◆ **PROBLEM DESCRIPTION**:
Within the listing, each line that has the string "name" should be copied.

*** SUPPLIED RECORDS Section Begins ***

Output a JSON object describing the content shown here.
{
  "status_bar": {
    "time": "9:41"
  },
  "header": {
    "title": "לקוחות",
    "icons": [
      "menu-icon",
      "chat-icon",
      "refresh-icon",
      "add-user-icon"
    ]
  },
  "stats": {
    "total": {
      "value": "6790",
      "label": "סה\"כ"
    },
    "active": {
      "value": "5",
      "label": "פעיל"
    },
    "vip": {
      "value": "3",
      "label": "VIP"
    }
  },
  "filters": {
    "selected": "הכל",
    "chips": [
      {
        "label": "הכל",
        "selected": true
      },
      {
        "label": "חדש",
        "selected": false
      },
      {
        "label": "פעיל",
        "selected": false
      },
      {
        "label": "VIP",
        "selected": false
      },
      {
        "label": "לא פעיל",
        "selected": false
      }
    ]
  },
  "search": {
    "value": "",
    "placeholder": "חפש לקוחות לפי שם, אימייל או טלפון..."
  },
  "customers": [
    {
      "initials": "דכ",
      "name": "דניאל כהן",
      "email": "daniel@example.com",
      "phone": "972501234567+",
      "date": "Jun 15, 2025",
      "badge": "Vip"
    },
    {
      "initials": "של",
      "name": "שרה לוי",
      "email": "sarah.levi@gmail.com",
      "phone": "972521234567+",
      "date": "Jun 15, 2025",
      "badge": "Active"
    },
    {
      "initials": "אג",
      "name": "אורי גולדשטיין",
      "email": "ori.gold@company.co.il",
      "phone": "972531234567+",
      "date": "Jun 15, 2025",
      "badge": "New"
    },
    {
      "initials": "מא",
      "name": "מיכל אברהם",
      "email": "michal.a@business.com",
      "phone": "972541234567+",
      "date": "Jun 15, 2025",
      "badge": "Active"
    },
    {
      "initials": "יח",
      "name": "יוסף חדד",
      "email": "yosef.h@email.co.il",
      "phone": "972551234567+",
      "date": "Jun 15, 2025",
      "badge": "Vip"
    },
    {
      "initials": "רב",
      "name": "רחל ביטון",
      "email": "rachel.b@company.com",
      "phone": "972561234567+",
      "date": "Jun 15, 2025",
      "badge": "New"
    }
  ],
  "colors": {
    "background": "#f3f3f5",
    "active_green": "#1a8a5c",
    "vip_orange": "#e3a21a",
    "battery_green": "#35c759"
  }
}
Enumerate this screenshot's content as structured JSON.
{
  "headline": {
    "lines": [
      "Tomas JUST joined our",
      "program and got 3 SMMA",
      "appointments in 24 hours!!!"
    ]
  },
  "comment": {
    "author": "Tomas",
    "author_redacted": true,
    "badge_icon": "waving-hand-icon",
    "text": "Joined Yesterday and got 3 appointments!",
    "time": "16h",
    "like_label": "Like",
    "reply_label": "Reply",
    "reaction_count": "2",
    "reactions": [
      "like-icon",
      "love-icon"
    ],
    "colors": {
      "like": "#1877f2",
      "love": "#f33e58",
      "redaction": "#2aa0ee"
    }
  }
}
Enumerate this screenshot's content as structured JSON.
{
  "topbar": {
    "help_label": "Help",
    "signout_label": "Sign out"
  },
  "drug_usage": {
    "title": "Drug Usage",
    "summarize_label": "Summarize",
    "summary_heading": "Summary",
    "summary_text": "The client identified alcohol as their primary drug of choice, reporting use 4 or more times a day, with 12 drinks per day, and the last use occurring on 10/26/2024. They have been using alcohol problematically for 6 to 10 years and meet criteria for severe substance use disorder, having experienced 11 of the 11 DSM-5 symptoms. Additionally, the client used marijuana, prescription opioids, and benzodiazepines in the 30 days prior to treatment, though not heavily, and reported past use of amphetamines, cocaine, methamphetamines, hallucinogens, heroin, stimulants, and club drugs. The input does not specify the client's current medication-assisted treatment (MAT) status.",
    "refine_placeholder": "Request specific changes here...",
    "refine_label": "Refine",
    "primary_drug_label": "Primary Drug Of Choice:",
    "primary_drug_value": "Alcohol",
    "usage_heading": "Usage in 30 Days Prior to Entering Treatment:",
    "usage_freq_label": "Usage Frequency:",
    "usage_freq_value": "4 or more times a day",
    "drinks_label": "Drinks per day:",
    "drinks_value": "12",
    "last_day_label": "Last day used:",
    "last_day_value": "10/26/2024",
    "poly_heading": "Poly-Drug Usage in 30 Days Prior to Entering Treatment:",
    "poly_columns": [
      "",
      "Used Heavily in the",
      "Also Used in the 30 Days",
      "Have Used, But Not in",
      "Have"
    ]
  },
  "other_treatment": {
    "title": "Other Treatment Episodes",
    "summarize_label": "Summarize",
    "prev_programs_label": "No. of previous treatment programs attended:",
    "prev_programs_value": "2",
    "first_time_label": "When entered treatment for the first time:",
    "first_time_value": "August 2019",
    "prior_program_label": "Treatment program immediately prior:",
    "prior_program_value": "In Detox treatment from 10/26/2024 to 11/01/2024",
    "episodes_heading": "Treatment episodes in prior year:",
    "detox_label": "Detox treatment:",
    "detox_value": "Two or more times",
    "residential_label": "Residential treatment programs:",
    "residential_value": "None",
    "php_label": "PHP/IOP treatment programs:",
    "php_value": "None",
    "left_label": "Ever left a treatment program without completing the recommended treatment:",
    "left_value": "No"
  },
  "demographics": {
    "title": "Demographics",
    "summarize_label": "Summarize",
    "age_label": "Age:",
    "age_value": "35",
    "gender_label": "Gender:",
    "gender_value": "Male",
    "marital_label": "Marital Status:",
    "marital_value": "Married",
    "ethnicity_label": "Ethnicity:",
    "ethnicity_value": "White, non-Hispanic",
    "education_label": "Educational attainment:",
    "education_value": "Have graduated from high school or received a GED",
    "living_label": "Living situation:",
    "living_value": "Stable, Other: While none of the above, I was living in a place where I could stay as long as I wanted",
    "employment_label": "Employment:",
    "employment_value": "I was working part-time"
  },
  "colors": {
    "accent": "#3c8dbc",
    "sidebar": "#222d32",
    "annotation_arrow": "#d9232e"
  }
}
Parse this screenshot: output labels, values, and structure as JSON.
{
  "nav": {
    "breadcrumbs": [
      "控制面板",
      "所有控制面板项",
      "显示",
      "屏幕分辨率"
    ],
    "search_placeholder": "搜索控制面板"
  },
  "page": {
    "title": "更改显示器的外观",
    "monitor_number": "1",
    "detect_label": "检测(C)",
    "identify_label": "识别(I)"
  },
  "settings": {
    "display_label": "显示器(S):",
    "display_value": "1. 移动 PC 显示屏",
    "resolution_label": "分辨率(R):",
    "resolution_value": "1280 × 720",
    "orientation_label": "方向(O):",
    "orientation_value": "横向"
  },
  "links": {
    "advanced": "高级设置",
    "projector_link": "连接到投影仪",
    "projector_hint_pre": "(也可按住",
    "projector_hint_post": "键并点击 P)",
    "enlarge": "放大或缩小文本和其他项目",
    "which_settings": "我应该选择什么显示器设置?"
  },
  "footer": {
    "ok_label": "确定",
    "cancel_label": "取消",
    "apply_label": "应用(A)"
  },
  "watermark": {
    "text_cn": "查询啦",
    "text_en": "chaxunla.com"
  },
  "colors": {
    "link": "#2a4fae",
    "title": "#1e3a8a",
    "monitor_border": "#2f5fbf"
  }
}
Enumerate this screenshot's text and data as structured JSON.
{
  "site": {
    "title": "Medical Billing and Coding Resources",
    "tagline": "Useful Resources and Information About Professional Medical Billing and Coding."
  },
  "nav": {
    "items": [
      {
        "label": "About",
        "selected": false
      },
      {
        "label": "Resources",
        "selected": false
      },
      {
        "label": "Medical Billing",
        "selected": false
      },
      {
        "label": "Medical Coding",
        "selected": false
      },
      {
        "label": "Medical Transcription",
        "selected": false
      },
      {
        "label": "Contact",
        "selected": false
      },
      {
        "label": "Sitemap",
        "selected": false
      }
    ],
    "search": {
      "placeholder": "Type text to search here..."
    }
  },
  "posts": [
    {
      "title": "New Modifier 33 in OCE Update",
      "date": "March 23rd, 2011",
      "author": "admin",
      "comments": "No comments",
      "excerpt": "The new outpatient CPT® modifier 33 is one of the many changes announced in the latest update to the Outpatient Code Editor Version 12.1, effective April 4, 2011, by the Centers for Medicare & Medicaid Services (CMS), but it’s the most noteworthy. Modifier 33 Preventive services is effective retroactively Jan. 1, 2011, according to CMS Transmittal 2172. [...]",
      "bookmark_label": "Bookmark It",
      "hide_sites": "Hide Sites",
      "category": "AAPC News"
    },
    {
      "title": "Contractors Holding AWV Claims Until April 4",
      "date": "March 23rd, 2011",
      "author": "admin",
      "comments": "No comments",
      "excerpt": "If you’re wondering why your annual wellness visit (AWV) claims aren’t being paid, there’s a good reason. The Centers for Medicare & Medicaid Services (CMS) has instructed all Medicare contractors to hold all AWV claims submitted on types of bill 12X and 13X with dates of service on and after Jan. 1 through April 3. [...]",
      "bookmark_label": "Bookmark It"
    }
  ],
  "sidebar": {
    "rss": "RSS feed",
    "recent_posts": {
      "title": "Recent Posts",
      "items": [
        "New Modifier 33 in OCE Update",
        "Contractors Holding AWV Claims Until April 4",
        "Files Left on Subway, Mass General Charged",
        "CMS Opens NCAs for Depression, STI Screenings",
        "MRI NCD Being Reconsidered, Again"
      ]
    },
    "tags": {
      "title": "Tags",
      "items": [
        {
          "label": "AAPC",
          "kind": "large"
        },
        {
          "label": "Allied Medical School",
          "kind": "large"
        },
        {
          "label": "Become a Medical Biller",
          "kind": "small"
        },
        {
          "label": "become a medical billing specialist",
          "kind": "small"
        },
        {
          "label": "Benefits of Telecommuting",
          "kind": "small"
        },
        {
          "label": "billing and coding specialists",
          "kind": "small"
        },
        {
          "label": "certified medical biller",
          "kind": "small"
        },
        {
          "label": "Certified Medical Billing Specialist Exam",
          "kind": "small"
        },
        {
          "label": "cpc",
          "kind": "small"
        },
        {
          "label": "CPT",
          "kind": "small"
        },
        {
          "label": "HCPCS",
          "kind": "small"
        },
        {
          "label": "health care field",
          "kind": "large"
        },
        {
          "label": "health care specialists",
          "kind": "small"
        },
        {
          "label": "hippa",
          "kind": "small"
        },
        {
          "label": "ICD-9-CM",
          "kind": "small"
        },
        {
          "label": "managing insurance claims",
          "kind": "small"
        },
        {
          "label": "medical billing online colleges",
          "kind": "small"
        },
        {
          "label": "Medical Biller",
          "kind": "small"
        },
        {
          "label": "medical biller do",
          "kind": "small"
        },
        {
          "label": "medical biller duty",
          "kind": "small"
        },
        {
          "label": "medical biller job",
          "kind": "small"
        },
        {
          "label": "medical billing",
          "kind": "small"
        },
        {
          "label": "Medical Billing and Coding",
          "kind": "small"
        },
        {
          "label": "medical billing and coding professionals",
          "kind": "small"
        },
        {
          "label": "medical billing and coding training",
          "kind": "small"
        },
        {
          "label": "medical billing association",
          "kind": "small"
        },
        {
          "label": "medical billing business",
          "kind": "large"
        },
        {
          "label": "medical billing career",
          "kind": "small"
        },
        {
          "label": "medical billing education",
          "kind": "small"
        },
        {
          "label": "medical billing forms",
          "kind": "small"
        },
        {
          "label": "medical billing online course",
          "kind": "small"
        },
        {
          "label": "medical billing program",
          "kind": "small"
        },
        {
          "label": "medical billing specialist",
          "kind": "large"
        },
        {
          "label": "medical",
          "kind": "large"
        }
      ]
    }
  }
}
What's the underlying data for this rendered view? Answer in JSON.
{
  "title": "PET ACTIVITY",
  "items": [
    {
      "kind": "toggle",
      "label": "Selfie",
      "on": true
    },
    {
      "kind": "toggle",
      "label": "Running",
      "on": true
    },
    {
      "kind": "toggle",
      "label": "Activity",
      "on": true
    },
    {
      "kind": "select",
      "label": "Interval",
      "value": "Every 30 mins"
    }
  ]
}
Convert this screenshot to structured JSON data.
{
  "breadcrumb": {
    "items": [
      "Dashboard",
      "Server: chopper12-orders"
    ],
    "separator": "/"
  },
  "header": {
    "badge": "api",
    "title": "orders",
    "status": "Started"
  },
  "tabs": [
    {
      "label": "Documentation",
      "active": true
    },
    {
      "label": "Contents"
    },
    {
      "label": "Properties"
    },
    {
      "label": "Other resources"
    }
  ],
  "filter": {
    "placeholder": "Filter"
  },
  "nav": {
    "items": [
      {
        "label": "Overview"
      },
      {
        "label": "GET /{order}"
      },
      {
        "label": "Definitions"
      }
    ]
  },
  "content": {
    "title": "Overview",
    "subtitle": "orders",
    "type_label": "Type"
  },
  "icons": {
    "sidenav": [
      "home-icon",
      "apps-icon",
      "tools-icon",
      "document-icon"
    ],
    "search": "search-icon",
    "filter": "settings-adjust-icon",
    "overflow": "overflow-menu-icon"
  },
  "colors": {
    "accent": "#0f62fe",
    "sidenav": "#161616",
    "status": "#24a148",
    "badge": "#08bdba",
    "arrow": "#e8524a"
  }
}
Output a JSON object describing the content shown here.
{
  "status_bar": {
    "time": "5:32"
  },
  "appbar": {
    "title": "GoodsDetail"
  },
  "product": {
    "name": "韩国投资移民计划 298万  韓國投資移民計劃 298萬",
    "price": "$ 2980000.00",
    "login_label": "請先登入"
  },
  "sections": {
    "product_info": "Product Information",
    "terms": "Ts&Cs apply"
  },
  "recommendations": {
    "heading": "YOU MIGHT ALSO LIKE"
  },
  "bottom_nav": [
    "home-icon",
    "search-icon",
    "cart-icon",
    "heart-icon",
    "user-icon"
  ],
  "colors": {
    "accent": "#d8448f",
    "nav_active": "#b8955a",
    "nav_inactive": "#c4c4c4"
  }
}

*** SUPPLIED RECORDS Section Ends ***

◆ **SOLUTION FOR THIS PROBLEM**:
      "name": "דניאל כהן",
      "name": "שרה לוי",
      "name": "אורי גולדשטיין",
      "name": "מיכל אברהם",
      "name": "יוסף חדד",
      "name": "רחל ביטון",
    "name": "韩国投资移民计划 298万  韓國投資移民計劃 298萬",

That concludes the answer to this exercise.